Disposable Cars

I have been largely absent these past few days, and not for lack of things to say. For those of you who know me, you’ve probably heard about our little situation last weekend. I was at work on Saturday, working in the office on a translation, when there was a problem upstairs. I ran upstairs with the other coordinator, making sure to lock the door behind me. I came back about two minutes later, and there was a guy (looked like a thug!) standing by the door, text messaging someone. I tried to open the door, and he started asking me questions about registration. I told him that they could answer his questions upstairs, but he continued pestering me. Meanwhile, I noticed there was someone in the office, trying to open the lock and get out. I stepped back and two guys came running out of the office. I yelled after them to ask what they needed, and they said that the “Teacher” already helped them. Well, there was no “Teacher” around on a Saturday, so I ran after them, calling for the guard (who, of course, came fifteen minutes later: “Do you need something?”… : | ). Meanwhile, the lookout guy started running down to where the cars are parked. I followed him, and he ran back upstairs and out the door. I never caught up with the other two. I think they had another guy waiting in the parking ramp, because later the guard noticed that someone had gotten out of the elevator on the fourth floor (no English classes there!) and stuffed an empty yogurt container in the door, so it (the elevator) wouldn’t move.
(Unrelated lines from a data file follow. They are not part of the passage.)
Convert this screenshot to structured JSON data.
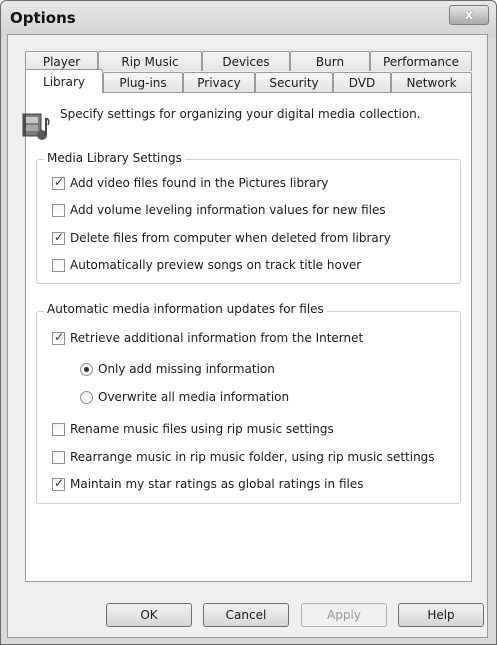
{
  "window": {
    "title": "Options",
    "close_label": "x"
  },
  "tabs_back": [
    "Player",
    "Rip Music",
    "Devices",
    "Burn",
    "Performance"
  ],
  "tabs_front": [
    "Library",
    "Plug-ins",
    "Privacy",
    "Security",
    "DVD",
    "Network"
  ],
  "active_tab": "Library",
  "intro": {
    "icon": "media-library-icon",
    "text": "Specify settings for organizing your digital media collection."
  },
  "media_library_settings": {
    "legend": "Media Library Settings",
    "items": [
      {
        "label": "Add video files found in the Pictures library",
        "checked": true
      },
      {
        "label": "Add volume leveling information values for new files",
        "checked": false
      },
      {
        "label": "Delete files from computer when deleted from library",
        "checked": true
      },
      {
        "label": "Automatically preview songs on track title hover",
        "checked": false
      }
    ]
  },
  "auto_updates": {
    "legend": "Automatic media information updates for files",
    "retrieve": {
      "label": "Retrieve additional information from the Internet",
      "checked": true
    },
    "radios": [
      {
        "label": "Only add missing information",
        "checked": true
      },
      {
        "label": "Overwrite all media information",
        "checked": false
      }
    ],
    "items": [
      {
        "label": "Rename music files using rip music settings",
        "checked": false
      },
      {
        "label": "Rearrange music in rip music folder, using rip music settings",
        "checked": false
      },
      {
        "label": "Maintain my star ratings as global ratings in files",
        "checked": true
      }
    ]
  },
  "buttons": {
    "ok": "OK",
    "cancel": "Cancel",
    "apply": "Apply",
    "help": "Help"
  }
}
Eventually, I got back to the office to see what they had taken. They had gone through all of our bags and purses (things were not out of order but we noticed because all of the zippers were left open) and not taken anything – no money, no credit cards, no documents, no car radios, no cell phones. The only thing that was missing was our car key. [The landlady later told us that she had seen some guys downstairs checking out the cars that morning, and had kicked them out of the building. They came back, obviously, and right at the time that our Saturday students were leaving, so everyone thought they were students.]
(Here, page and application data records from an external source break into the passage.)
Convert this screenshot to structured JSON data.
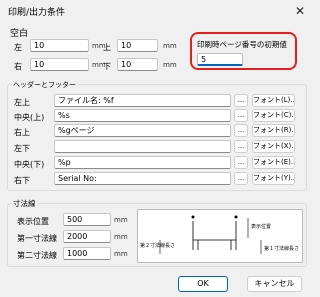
{
  "window": {
    "title": "印刷/出力条件",
    "close_glyph": "✕"
  },
  "margins": {
    "heading": "空白",
    "left_label": "左",
    "left_value": "10",
    "top_label": "上",
    "top_value": "10",
    "right_label": "右",
    "right_value": "10",
    "bottom_label": "下",
    "bottom_value": "10",
    "unit": "mm"
  },
  "start_page": {
    "label": "印刷時ページ番号の初期値",
    "value": "5"
  },
  "header_footer": {
    "heading": "ヘッダーとフッター",
    "browse_label": "...",
    "rows": [
      {
        "label": "左上",
        "value": "ファイル名: %f",
        "font_button": "フォント(L)..."
      },
      {
        "label": "中央(上)",
        "value": "%s",
        "font_button": "フォント(C)..."
      },
      {
        "label": "右上",
        "value": "%gページ",
        "font_button": "フォント(R)..."
      },
      {
        "label": "左下",
        "value": "",
        "font_button": "フォント(X)..."
      },
      {
        "label": "中央(下)",
        "value": "%p",
        "font_button": "フォント(E)..."
      },
      {
        "label": "右下",
        "value": "Serial No:",
        "font_button": "フォント(Y)..."
      }
    ]
  },
  "dimension_lines": {
    "heading": "寸法線",
    "unit": "mm",
    "rows": [
      {
        "label": "表示位置",
        "value": "500"
      },
      {
        "label": "第一寸法線",
        "value": "2000"
      },
      {
        "label": "第二寸法線",
        "value": "1000"
      }
    ],
    "diagram": {
      "display_position_label": "表示位置",
      "second_line_label": "第２寸法線長さ",
      "first_line_label": "第１寸法線長さ"
    }
  },
  "buttons": {
    "ok": "OK",
    "cancel": "キャンセル"
  }
}
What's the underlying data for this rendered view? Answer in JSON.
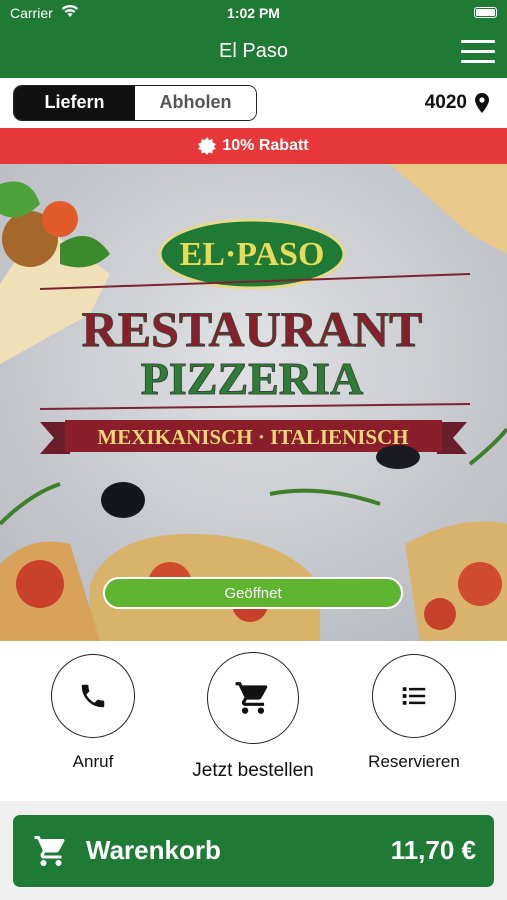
{
  "status_bar": {
    "carrier": "Carrier",
    "time": "1:02 PM"
  },
  "navbar": {
    "title": "El Paso",
    "menu_icon": "hamburger-menu-icon"
  },
  "order_mode": {
    "options": [
      "Liefern",
      "Abholen"
    ],
    "selected": "Liefern"
  },
  "location": {
    "postal_code": "4020",
    "icon": "location-pin-icon"
  },
  "discount": {
    "label": "10% Rabatt",
    "icon": "badge-icon"
  },
  "hero": {
    "logo_text": "EL·PASO",
    "line1": "RESTAURANT",
    "line2": "PIZZERIA",
    "banner": "MEXIKANISCH · ITALIENISCH",
    "status_button": "Geöffnet"
  },
  "actions": [
    {
      "label": "Anruf",
      "icon": "phone-icon"
    },
    {
      "label": "Jetzt bestellen",
      "icon": "cart-icon"
    },
    {
      "label": "Reservieren",
      "icon": "list-icon"
    }
  ],
  "cart": {
    "label": "Warenkorb",
    "price": "11,70 €",
    "icon": "cart-icon"
  },
  "colors": {
    "primary": "#1e7a34",
    "discount": "#e63838",
    "open": "#5fb530"
  }
}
To get to the point, our key is an electronic key with a remote control, and opens the doors and turns off the alarm automatically. Which means the thieves can now open our car and steal it. Well, for the past week we’ve been talking to the car company and other mechanics, and basically what we’ve been told is that we cannot change the micro chip of the car, which controls the remote. Which means that, for about $1000, we can change the key and all the locks, but the thieves will always be able to get into our car because they have the remote control, and that cannot be changed. In other words, they may not be able to take the car immediately, but with time they can hotwire it and take it anyways.
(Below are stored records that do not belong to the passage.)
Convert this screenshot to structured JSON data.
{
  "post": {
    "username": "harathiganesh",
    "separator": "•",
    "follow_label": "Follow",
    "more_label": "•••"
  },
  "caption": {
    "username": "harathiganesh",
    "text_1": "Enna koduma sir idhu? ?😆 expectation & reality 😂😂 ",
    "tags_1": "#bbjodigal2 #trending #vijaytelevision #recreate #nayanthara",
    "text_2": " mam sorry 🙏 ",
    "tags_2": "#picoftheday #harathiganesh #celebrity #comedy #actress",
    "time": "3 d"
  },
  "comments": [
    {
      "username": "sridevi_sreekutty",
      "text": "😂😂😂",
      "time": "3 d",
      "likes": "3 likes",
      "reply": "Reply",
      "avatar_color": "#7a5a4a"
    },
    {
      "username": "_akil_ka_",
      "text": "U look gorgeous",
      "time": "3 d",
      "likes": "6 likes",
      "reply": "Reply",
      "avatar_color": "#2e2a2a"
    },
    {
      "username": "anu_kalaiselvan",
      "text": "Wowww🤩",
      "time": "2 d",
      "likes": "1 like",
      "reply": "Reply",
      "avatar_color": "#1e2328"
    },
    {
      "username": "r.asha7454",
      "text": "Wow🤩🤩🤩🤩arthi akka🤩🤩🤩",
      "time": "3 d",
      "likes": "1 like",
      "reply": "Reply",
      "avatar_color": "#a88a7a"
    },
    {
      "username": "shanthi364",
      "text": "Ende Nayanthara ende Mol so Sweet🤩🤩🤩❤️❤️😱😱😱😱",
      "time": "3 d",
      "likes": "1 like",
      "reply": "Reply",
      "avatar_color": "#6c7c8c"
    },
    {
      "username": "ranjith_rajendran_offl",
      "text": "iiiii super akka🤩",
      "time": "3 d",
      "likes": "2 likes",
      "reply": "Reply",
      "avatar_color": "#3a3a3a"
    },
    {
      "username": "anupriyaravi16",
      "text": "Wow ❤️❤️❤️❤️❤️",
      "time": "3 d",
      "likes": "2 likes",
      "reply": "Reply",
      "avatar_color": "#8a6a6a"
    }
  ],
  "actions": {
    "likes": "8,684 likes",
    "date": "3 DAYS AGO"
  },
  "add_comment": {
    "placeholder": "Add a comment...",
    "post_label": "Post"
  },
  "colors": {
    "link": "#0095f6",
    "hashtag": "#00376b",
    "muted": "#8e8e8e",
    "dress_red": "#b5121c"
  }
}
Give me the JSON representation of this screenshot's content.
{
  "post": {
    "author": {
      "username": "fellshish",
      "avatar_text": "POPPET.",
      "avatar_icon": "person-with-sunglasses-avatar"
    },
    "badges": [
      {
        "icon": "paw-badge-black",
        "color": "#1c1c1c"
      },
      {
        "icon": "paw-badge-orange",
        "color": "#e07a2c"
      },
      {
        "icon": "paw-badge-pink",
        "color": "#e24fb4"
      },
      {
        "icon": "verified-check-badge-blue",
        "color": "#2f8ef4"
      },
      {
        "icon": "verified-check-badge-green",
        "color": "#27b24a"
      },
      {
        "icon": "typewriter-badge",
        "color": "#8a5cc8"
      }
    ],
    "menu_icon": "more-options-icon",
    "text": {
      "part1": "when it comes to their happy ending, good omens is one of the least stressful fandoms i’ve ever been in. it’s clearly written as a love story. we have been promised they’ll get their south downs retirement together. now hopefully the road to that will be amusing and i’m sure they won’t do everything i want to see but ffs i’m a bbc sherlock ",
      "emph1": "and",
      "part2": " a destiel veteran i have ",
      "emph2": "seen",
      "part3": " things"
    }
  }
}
Not such a good system.

We’ve asked for advice from at least ten “experts,” and what they have all told us that the only real option we have is to sell the car. This month we make the last payment on it, and we are also waiting to get our contracts renewed, so not a good time for us to be buying a new car.

I don’t know what we should do. Actually, I guess I do, but I didn’t want to be forced into buying a new car. But what’s worse: save some money right now but be worried about leaving our car at work (since the thieves obviously know where to find it) and possibly have it stolen, or sell it, get what we can and use that money to buy a new car?

Sigh. As my grandma would say… It’s always something!

Friday, August 04, 2006


Originally uploaded by kalymiller.

The other night my father-in-law gave us a copy of a homemade video that some of his friends near Ambato took the day the Tungurahua began exploding. It was impressive. I was really glad to see it, since I hadn't seen any of the images on TV when it was happening (having two little kids means that all you see on television are Barney and Elmo). The explosion was much bigger than I imagined. If I can figure it out, I will try to put a clip up on the blog. Until then, here is what the volcano looked like about four months before it exploded. It is now about 200 meters shorter, and isn't so cone-shaped. (It has actually been somewhat active for the past seven years, so has been slowly reshaping itself over that time.) This picture was taken on the way down to BaƱos. We happened to witness quite a few ash clouds that day.